Cut health spend on smokers?

I had to read this headline several and opinion piece several times to figure out what Barry Soper was trying to say.

The Soap Box: Govt should put money where its mouth is and cut health spend on smokers

The drive is now on to have this country smoke free by 2025 – fat chance, but nevertheless it’s better to have a target to increase awareness than none at all. The smoking trend in this country is fortunately on the downward slope, even for the most prolific smokers, 18 to 24 year olds, who’ve kicked the habit with 24 percent of them still smoking, down 4 percent on 10 years ago.

Government subsidised quit smoking aids are plentiful, from nicorette chewing gum to patches and are available for a nominal fee for up to two months.    They’re now legalising E-cigarettes, and not before time, but for some unknown reason they’re resisting a subsidy at this stage for the nicotine liquid that goes in them.

If the Government’s really serious about making us healthier and cutting the health spend on smokers then it should put our money where its mouth is.

Soper is actually calling for a subsidy on E-cigarettes (that would be probably be controversial) presumably to help reduce tobacco smoking, which would reduce health costs, therefore the Government spend on health. That would take time.

Would a Government subsidy on E-cigarettes be a good social investment?

One possible ill-effect could be encouraging non-smokers to use subsidised vaping.

E-cigarettes/vaping to become legal

E-cigarettes have been available in New Zealand but illegally. Authorities seem to have ignored illegal sales.

The Government has just announced that they will be made legal. Research on risks is ‘still developing’ but using them is seen as safer than smoking tobacco so is a less unhealthy alternative.

Vaping products won’t be subject to the same excise tax that makes tobacco so expensive.

They won’t be able to be used in non-smoking areas.

Nicotine e-cigarettes to become legal

Associate Health Minister Nicky Wagner today announced the sale of nicotine e-cigarettes and e-liquid will be made legal with appropriate controls.

“Scientific evidence on the safety of e-cigarettes is still developing but there’s a general consensus that vaping is much less harmful than smoking,” Ms Wagner says.

“The Government is taking a cautious approach by aligning the regulations around vaping with those for cigarettes. This ensures cigarette smokers have access to a lower-risk alternative while we continue to discourage people from smoking or vaping in the first place.”

New rules for all e-cigarettes, whether or not they contain nicotine, include:

Restricting sales to those 18 years and over Prohibiting vaping in indoor workplaces and other areas where smoking is banned under the Smoke-free Environments Act Restricting advertising to limit the attraction of e-cigarettes to non-smokers, especially children and young people.

“This is an opportunity to see if restricted access to e-cigarettes and e-liquid can help lower our smoking rates, reduce harm and save lives,” Ms Wagner says.

“The Government is strongly committed to achieving our goal of a smoke-free New Zealand by 2025.”

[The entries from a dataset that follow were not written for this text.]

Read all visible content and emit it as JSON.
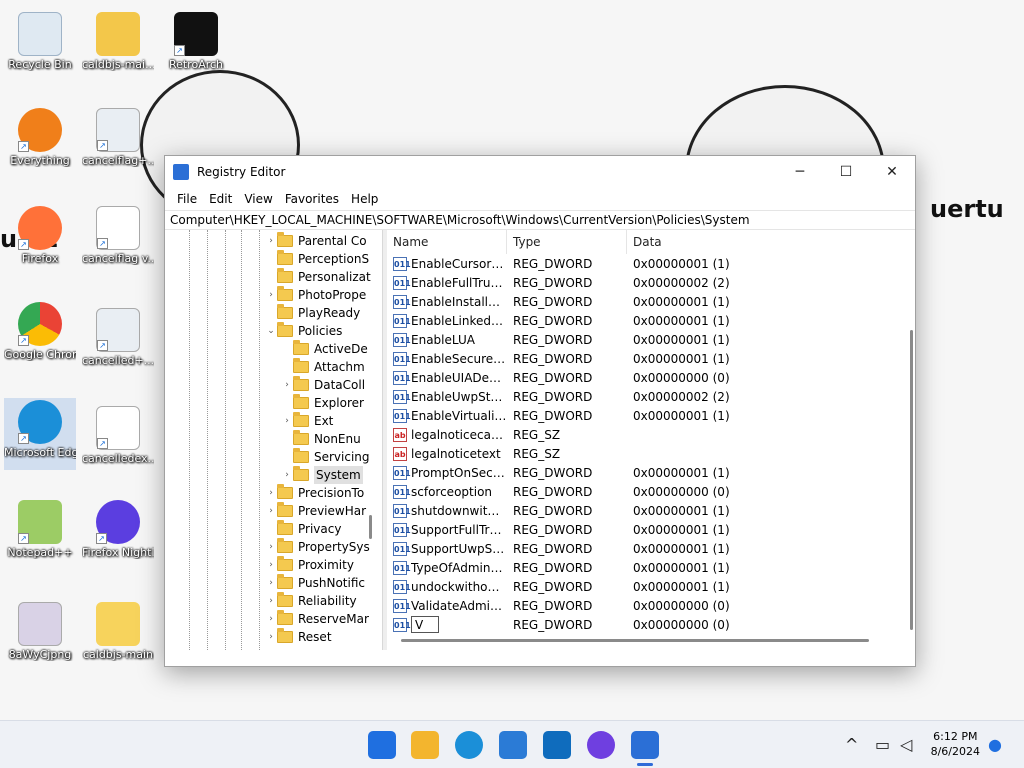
{
  "desktop": {
    "wallpaper_text": "uertu",
    "wallpaper_text_left": "u  72",
    "icons": [
      {
        "label": "Recycle Bin"
      },
      {
        "label": "caldbjs-mai..."
      },
      {
        "label": "RetroArch"
      },
      {
        "label": "Everything"
      },
      {
        "label": "cancelflag+..."
      },
      {
        "label": "Firefox"
      },
      {
        "label": "cancelflag v..."
      },
      {
        "label": "Google Chrome"
      },
      {
        "label": "cancelled+..."
      },
      {
        "label": "Microsoft Edge"
      },
      {
        "label": "cancelledex..."
      },
      {
        "label": "Notepad++"
      },
      {
        "label": "Firefox Nightly"
      },
      {
        "label": "8aWyCjpng"
      },
      {
        "label": "caldbjs-main"
      }
    ]
  },
  "window": {
    "title": "Registry Editor",
    "minimize": "─",
    "maximize": "☐",
    "close": "✕",
    "menu": [
      "File",
      "Edit",
      "View",
      "Favorites",
      "Help"
    ],
    "address": "Computer\\HKEY_LOCAL_MACHINE\\SOFTWARE\\Microsoft\\Windows\\CurrentVersion\\Policies\\System"
  },
  "tree": [
    {
      "label": "Parental Co",
      "arrow": "›",
      "level": 0
    },
    {
      "label": "PerceptionS",
      "arrow": "",
      "level": 0
    },
    {
      "label": "Personalizat",
      "arrow": "",
      "level": 0
    },
    {
      "label": "PhotoPrope",
      "arrow": "›",
      "level": 0
    },
    {
      "label": "PlayReady",
      "arrow": "",
      "level": 0
    },
    {
      "label": "Policies",
      "arrow": "⌄",
      "level": 0
    },
    {
      "label": "ActiveDe",
      "arrow": "",
      "level": 1
    },
    {
      "label": "Attachm",
      "arrow": "",
      "level": 1
    },
    {
      "label": "DataColl",
      "arrow": "›",
      "level": 1
    },
    {
      "label": "Explorer",
      "arrow": "",
      "level": 1
    },
    {
      "label": "Ext",
      "arrow": "›",
      "level": 1
    },
    {
      "label": "NonEnu",
      "arrow": "",
      "level": 1
    },
    {
      "label": "Servicing",
      "arrow": "",
      "level": 1
    },
    {
      "label": "System",
      "arrow": "›",
      "level": 1,
      "selected": true
    },
    {
      "label": "PrecisionTo",
      "arrow": "›",
      "level": 0
    },
    {
      "label": "PreviewHar",
      "arrow": "›",
      "level": 0
    },
    {
      "label": "Privacy",
      "arrow": "",
      "level": 0
    },
    {
      "label": "PropertySys",
      "arrow": "›",
      "level": 0
    },
    {
      "label": "Proximity",
      "arrow": "›",
      "level": 0
    },
    {
      "label": "PushNotific",
      "arrow": "›",
      "level": 0
    },
    {
      "label": "Reliability",
      "arrow": "›",
      "level": 0
    },
    {
      "label": "ReserveMar",
      "arrow": "›",
      "level": 0
    },
    {
      "label": "Reset",
      "arrow": "›",
      "level": 0
    }
  ],
  "list": {
    "headers": {
      "name": "Name",
      "type": "Type",
      "data": "Data"
    },
    "rows": [
      {
        "icon": "011",
        "name": "EnableCursorSu...",
        "type": "REG_DWORD",
        "data": "0x00000001 (1)"
      },
      {
        "icon": "011",
        "name": "EnableFullTrustS...",
        "type": "REG_DWORD",
        "data": "0x00000002 (2)"
      },
      {
        "icon": "011",
        "name": "EnableInstallerD...",
        "type": "REG_DWORD",
        "data": "0x00000001 (1)"
      },
      {
        "icon": "011",
        "name": "EnableLinkedCo...",
        "type": "REG_DWORD",
        "data": "0x00000001 (1)"
      },
      {
        "icon": "011",
        "name": "EnableLUA",
        "type": "REG_DWORD",
        "data": "0x00000001 (1)"
      },
      {
        "icon": "011",
        "name": "EnableSecureUI...",
        "type": "REG_DWORD",
        "data": "0x00000001 (1)"
      },
      {
        "icon": "011",
        "name": "EnableUIADeskt...",
        "type": "REG_DWORD",
        "data": "0x00000000 (0)"
      },
      {
        "icon": "011",
        "name": "EnableUwpStart...",
        "type": "REG_DWORD",
        "data": "0x00000002 (2)"
      },
      {
        "icon": "011",
        "name": "EnableVirtualizat...",
        "type": "REG_DWORD",
        "data": "0x00000001 (1)"
      },
      {
        "icon": "ab",
        "name": "legalnoticecapti...",
        "type": "REG_SZ",
        "data": ""
      },
      {
        "icon": "ab",
        "name": "legalnoticetext",
        "type": "REG_SZ",
        "data": ""
      },
      {
        "icon": "011",
        "name": "PromptOnSecur...",
        "type": "REG_DWORD",
        "data": "0x00000001 (1)"
      },
      {
        "icon": "011",
        "name": "scforceoption",
        "type": "REG_DWORD",
        "data": "0x00000000 (0)"
      },
      {
        "icon": "011",
        "name": "shutdownwitho...",
        "type": "REG_DWORD",
        "data": "0x00000001 (1)"
      },
      {
        "icon": "011",
        "name": "SupportFullTrust...",
        "type": "REG_DWORD",
        "data": "0x00000001 (1)"
      },
      {
        "icon": "011",
        "name": "SupportUwpStar...",
        "type": "REG_DWORD",
        "data": "0x00000001 (1)"
      },
      {
        "icon": "011",
        "name": "TypeOfAdminA...",
        "type": "REG_DWORD",
        "data": "0x00000001 (1)"
      },
      {
        "icon": "011",
        "name": "undockwithoutl...",
        "type": "REG_DWORD",
        "data": "0x00000001 (1)"
      },
      {
        "icon": "011",
        "name": "ValidateAdminC...",
        "type": "REG_DWORD",
        "data": "0x00000000 (0)"
      }
    ],
    "editing_row": {
      "icon": "011",
      "value": "V",
      "type": "REG_DWORD",
      "data": "0x00000000 (0)"
    }
  },
  "taskbar": {
    "time": "6:12 PM",
    "date": "8/6/2024",
    "chevron": "^",
    "colors": {
      "start": "#1f6fe0",
      "explorer": "#f3b52e",
      "edge": "#1b8fd8",
      "store": "#2b7bd6",
      "outlook": "#0f6cbd",
      "firefox": "#6f3fe0",
      "regedit": "#2b6fd6"
    }
  }
}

All vaping products will need to meet quality and safety standards. The Ministry of Health will set up a technical advisory group to help define these standards.

A regulatory regime will also be established so the Ministry can consider whether other emerging tobacco and nicotine-delivery products should be regulated as consumer products in future.

“Public consultation showed a strong appetite for change so the Government is looking to introduce an amendment to the Smoke-free Environments Act this year. The changes will likely come into force later in 2018,” Ms Wagner says.

The Ministry of Health will continue to monitor the evidence concerning e-cigarettes and other emerging tobacco and nicotine-delivery products.

Some are happy with this, like David Seymour and ACT:

Government adopts ACT’s vape policy

ACT Leader David Seymour has welcomed the Government’s decision to legalise nicotine e-liquid without excise tax.

“Nicky Wagner’s office has confirmed to mine that nicotine e-cigarettes won’t be subject to excise tax. It’s the outcome ACT has been advocating for.

“This is huge win for smokers looking for a safer alternative. It’s a loss for the public health wowsers who seek to stigmatise any personal habits they disagree with.

“Excise tax on tobacco continues to be a serious burden on the families of smokers, and disproportionately hurts poorer New Zealanders who are more likely to smoke. The Government needs to reverse its recent extreme tax hikes, but in the meantime it’s good that smokers are free to access a better option.”

But not everyone is enthusiastic.

1 News: Nicotine e-cigarettes ‘just another ploy by tobacco companies’ -Tariana Turia

Many have hailed the move, but Ms Turia said the nicotine content was still a downside.

“I think it’s just another ploy by the tobacco companies. they’ve still got nicotine in them you know to keep people that addicted,” she said.

Hone Harawira has also had a grizzle about it.